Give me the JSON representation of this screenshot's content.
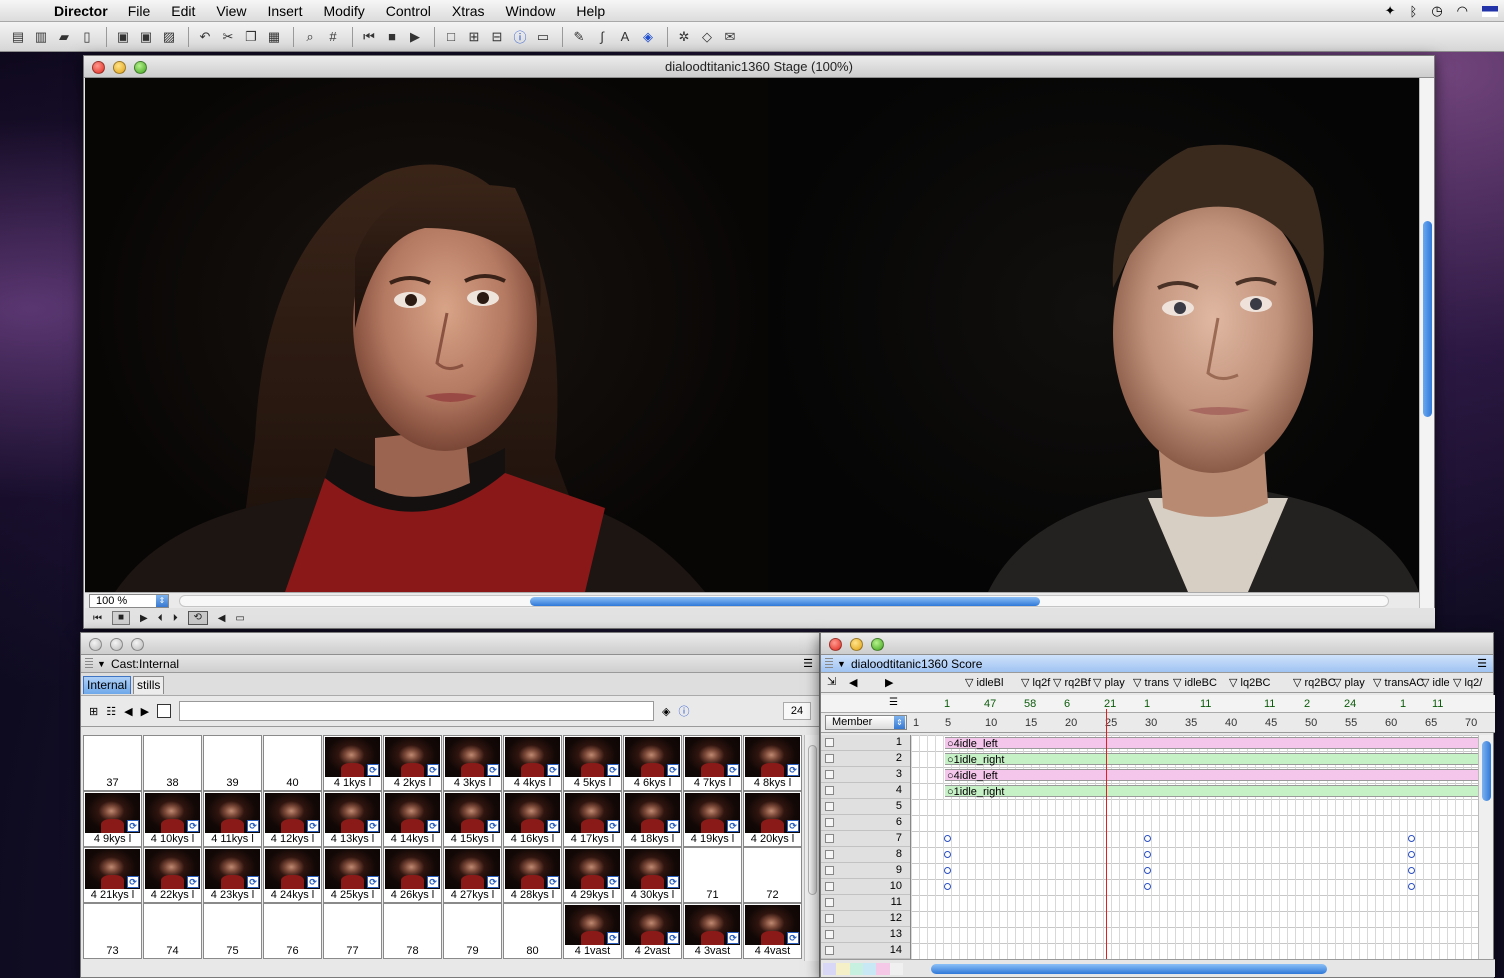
{
  "menubar": {
    "app_name": "Director",
    "items": [
      "File",
      "Edit",
      "View",
      "Insert",
      "Modify",
      "Control",
      "Xtras",
      "Window",
      "Help"
    ]
  },
  "stage": {
    "title": "dialoodtitanic1360 Stage (100%)",
    "zoom": "100 %"
  },
  "cast": {
    "title": "Cast:Internal",
    "tabs": [
      "Internal",
      "stills"
    ],
    "member_number": "24",
    "members": [
      {
        "label": "37",
        "thumb": false
      },
      {
        "label": "38",
        "thumb": false
      },
      {
        "label": "39",
        "thumb": false
      },
      {
        "label": "40",
        "thumb": false
      },
      {
        "label": "4 1kys l",
        "thumb": true
      },
      {
        "label": "4 2kys l",
        "thumb": true
      },
      {
        "label": "4 3kys l",
        "thumb": true
      },
      {
        "label": "4 4kys l",
        "thumb": true
      },
      {
        "label": "4 5kys l",
        "thumb": true
      },
      {
        "label": "4 6kys l",
        "thumb": true
      },
      {
        "label": "4 7kys l",
        "thumb": true
      },
      {
        "label": "4 8kys l",
        "thumb": true
      },
      {
        "label": "4 9kys l",
        "thumb": true
      },
      {
        "label": "4 10kys l",
        "thumb": true
      },
      {
        "label": "4 11kys l",
        "thumb": true
      },
      {
        "label": "4 12kys l",
        "thumb": true
      },
      {
        "label": "4 13kys l",
        "thumb": true
      },
      {
        "label": "4 14kys l",
        "thumb": true
      },
      {
        "label": "4 15kys l",
        "thumb": true
      },
      {
        "label": "4 16kys l",
        "thumb": true
      },
      {
        "label": "4 17kys l",
        "thumb": true
      },
      {
        "label": "4 18kys l",
        "thumb": true
      },
      {
        "label": "4 19kys l",
        "thumb": true
      },
      {
        "label": "4 20kys l",
        "thumb": true
      },
      {
        "label": "4 21kys l",
        "thumb": true
      },
      {
        "label": "4 22kys l",
        "thumb": true
      },
      {
        "label": "4 23kys l",
        "thumb": true
      },
      {
        "label": "4 24kys l",
        "thumb": true
      },
      {
        "label": "4 25kys l",
        "thumb": true
      },
      {
        "label": "4 26kys l",
        "thumb": true
      },
      {
        "label": "4 27kys l",
        "thumb": true
      },
      {
        "label": "4 28kys l",
        "thumb": true
      },
      {
        "label": "4 29kys l",
        "thumb": true
      },
      {
        "label": "4 30kys l",
        "thumb": true
      },
      {
        "label": "71",
        "thumb": false
      },
      {
        "label": "72",
        "thumb": false
      },
      {
        "label": "73",
        "thumb": false
      },
      {
        "label": "74",
        "thumb": false
      },
      {
        "label": "75",
        "thumb": false
      },
      {
        "label": "76",
        "thumb": false
      },
      {
        "label": "77",
        "thumb": false
      },
      {
        "label": "78",
        "thumb": false
      },
      {
        "label": "79",
        "thumb": false
      },
      {
        "label": "80",
        "thumb": false
      },
      {
        "label": "4 1vast",
        "thumb": true
      },
      {
        "label": "4 2vast",
        "thumb": true
      },
      {
        "label": "4 3vast",
        "thumb": true
      },
      {
        "label": "4 4vast",
        "thumb": true
      }
    ]
  },
  "score": {
    "title": "dialoodtitanic1360 Score",
    "view_selector": "Member",
    "markers": [
      {
        "label": "idleBl",
        "frame": 4
      },
      {
        "label": "lq2f",
        "frame": 11
      },
      {
        "label": "rq2Bf",
        "frame": 15
      },
      {
        "label": "play",
        "frame": 20
      },
      {
        "label": "trans",
        "frame": 25
      },
      {
        "label": "idleBC",
        "frame": 30
      },
      {
        "label": "lq2BC",
        "frame": 37
      },
      {
        "label": "rq2BC",
        "frame": 45
      },
      {
        "label": "play",
        "frame": 50
      },
      {
        "label": "transAC",
        "frame": 55
      },
      {
        "label": "idle",
        "frame": 61
      },
      {
        "label": "lq2/",
        "frame": 65
      }
    ],
    "tempo_numbers": [
      {
        "label": "1",
        "frame": 5
      },
      {
        "label": "47",
        "frame": 10
      },
      {
        "label": "58",
        "frame": 15
      },
      {
        "label": "6",
        "frame": 20
      },
      {
        "label": "21",
        "frame": 25
      },
      {
        "label": "1",
        "frame": 30
      },
      {
        "label": "11",
        "frame": 37
      },
      {
        "label": "11",
        "frame": 45
      },
      {
        "label": "2",
        "frame": 50
      },
      {
        "label": "24",
        "frame": 55
      },
      {
        "label": "1",
        "frame": 62
      },
      {
        "label": "11",
        "frame": 66
      }
    ],
    "ruler": [
      "1",
      "5",
      "10",
      "15",
      "20",
      "25",
      "30",
      "35",
      "40",
      "45",
      "50",
      "55",
      "60",
      "65",
      "70"
    ],
    "playhead_frame": 25,
    "channels": [
      "1",
      "2",
      "3",
      "4",
      "5",
      "6",
      "7",
      "8",
      "9",
      "10",
      "11",
      "12",
      "13",
      "14"
    ],
    "sprites": [
      {
        "channel": 1,
        "label": "4idle_left",
        "color": "#f5c6ec"
      },
      {
        "channel": 2,
        "label": "1idle_right",
        "color": "#c6f0c6"
      },
      {
        "channel": 3,
        "label": "4idle_left",
        "color": "#f5c6ec"
      },
      {
        "channel": 4,
        "label": "1idle_right",
        "color": "#c6f0c6"
      }
    ],
    "keyframes": [
      {
        "channel": 7,
        "frame": 5
      },
      {
        "channel": 8,
        "frame": 5
      },
      {
        "channel": 9,
        "frame": 5
      },
      {
        "channel": 10,
        "frame": 5
      },
      {
        "channel": 7,
        "frame": 30
      },
      {
        "channel": 8,
        "frame": 30
      },
      {
        "channel": 9,
        "frame": 30
      },
      {
        "channel": 10,
        "frame": 30
      },
      {
        "channel": 7,
        "frame": 63
      },
      {
        "channel": 8,
        "frame": 63
      },
      {
        "channel": 9,
        "frame": 63
      },
      {
        "channel": 10,
        "frame": 63
      }
    ]
  }
}
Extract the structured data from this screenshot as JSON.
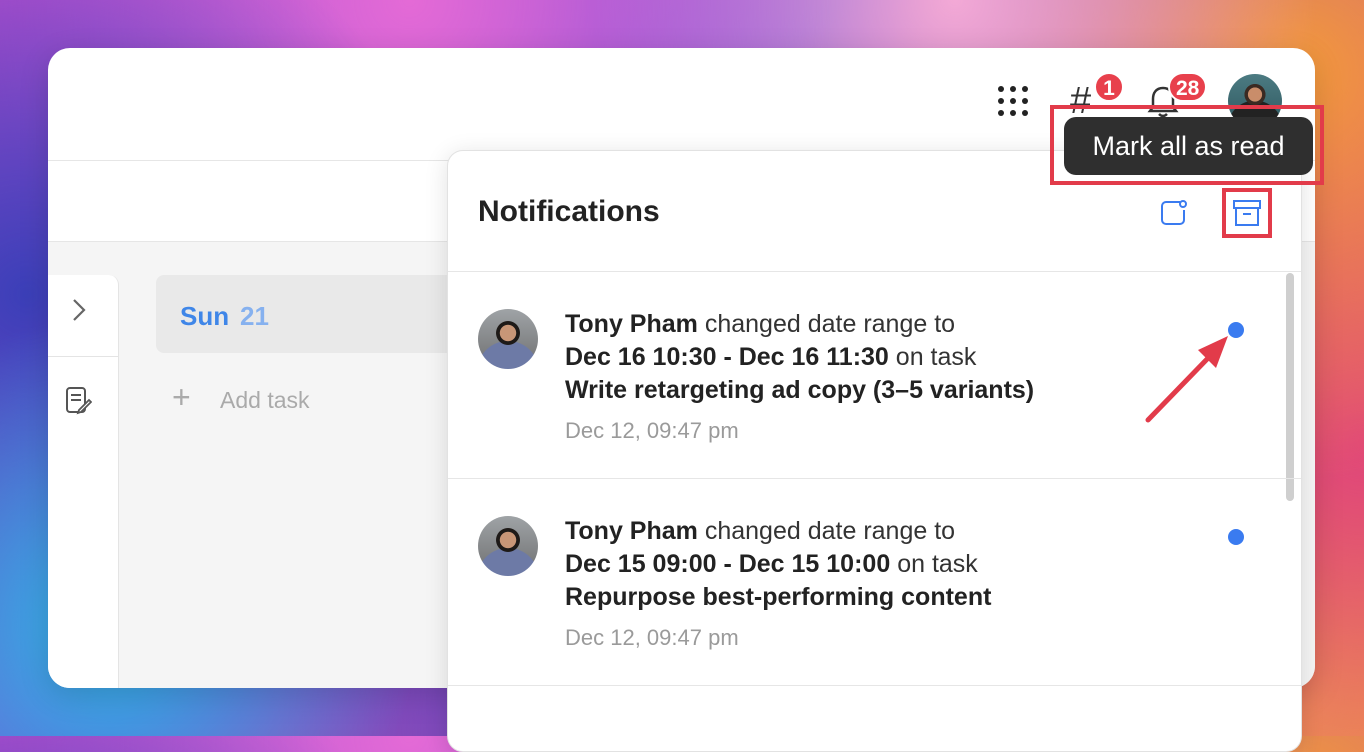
{
  "header": {
    "hash_count": "1",
    "notification_count": "28"
  },
  "tooltip": {
    "text": "Mark all as read"
  },
  "calendar": {
    "day_name": "Sun",
    "day_number": "21",
    "add_task_label": "Add task"
  },
  "notifications_panel": {
    "title": "Notifications",
    "items": [
      {
        "actor": "Tony Pham",
        "action": "changed date range to",
        "range": "Dec 16 10:30 - Dec 16 11:30",
        "on_task": "on task",
        "task": "Write retargeting ad copy (3–5 variants)",
        "time": "Dec 12, 09:47 pm",
        "unread": true
      },
      {
        "actor": "Tony Pham",
        "action": "changed date range to",
        "range": "Dec 15 09:00 - Dec 15 10:00",
        "on_task": "on task",
        "task": "Repurpose best-performing content",
        "time": "Dec 12, 09:47 pm",
        "unread": true
      }
    ]
  },
  "colors": {
    "accent_blue": "#3a7bf0",
    "badge_red": "#e8404c",
    "highlight_red": "#e23b4a"
  },
  "icons": [
    "apps-grid-icon",
    "hash-icon",
    "bell-icon",
    "chevron-right-icon",
    "note-edit-icon",
    "settings-icon",
    "archive-icon",
    "plus-icon"
  ]
}
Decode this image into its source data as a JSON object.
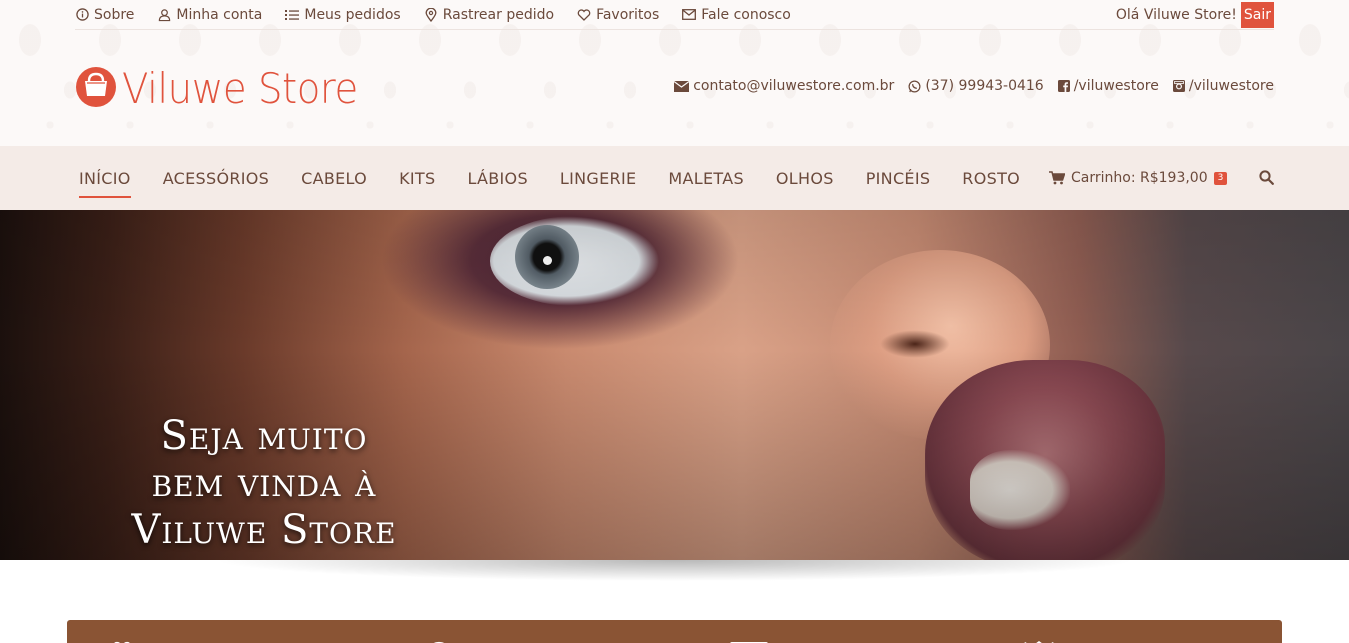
{
  "topbar": {
    "links": [
      {
        "icon": "info-icon",
        "label": "Sobre"
      },
      {
        "icon": "user-icon",
        "label": "Minha conta"
      },
      {
        "icon": "list-icon",
        "label": "Meus pedidos"
      },
      {
        "icon": "map-pin-icon",
        "label": "Rastrear pedido"
      },
      {
        "icon": "heart-icon",
        "label": "Favoritos"
      },
      {
        "icon": "envelope-icon",
        "label": "Fale conosco"
      }
    ],
    "greeting": "Olá Viluwe Store!",
    "logout_label": "Sair"
  },
  "logo": {
    "text": "Viluwe Store",
    "color": "#e0533d"
  },
  "contacts": {
    "email": "contato@viluwestore.com.br",
    "whatsapp": "(37) 99943-0416",
    "facebook": "/viluwestore",
    "instagram": "/viluwestore"
  },
  "nav": {
    "items": [
      {
        "label": "INÍCIO",
        "active": true
      },
      {
        "label": "ACESSÓRIOS",
        "active": false
      },
      {
        "label": "CABELO",
        "active": false
      },
      {
        "label": "KITS",
        "active": false
      },
      {
        "label": "LÁBIOS",
        "active": false
      },
      {
        "label": "LINGERIE",
        "active": false
      },
      {
        "label": "MALETAS",
        "active": false
      },
      {
        "label": "OLHOS",
        "active": false
      },
      {
        "label": "PINCÉIS",
        "active": false
      },
      {
        "label": "ROSTO",
        "active": false
      }
    ],
    "cart_label": "Carrinho: R$193,00",
    "cart_count": "3"
  },
  "hero": {
    "headline_line1": "Seja muito",
    "headline_line2": "bem vinda à",
    "headline_line3": "Viluwe Store"
  },
  "colors": {
    "accent": "#e0533d",
    "text": "#6b4a3c",
    "nav_bg": "#f4ebe7",
    "feature_bar": "#8a5434"
  }
}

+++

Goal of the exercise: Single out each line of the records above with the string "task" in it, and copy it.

Reply to the exercise:
    "add_task_label": "Add task"
        "on_task": "on task",
        "task": "Write retargeting ad copy (3–5 variants)",
        "on_task": "on task",
        "task": "Repurpose best-performing content",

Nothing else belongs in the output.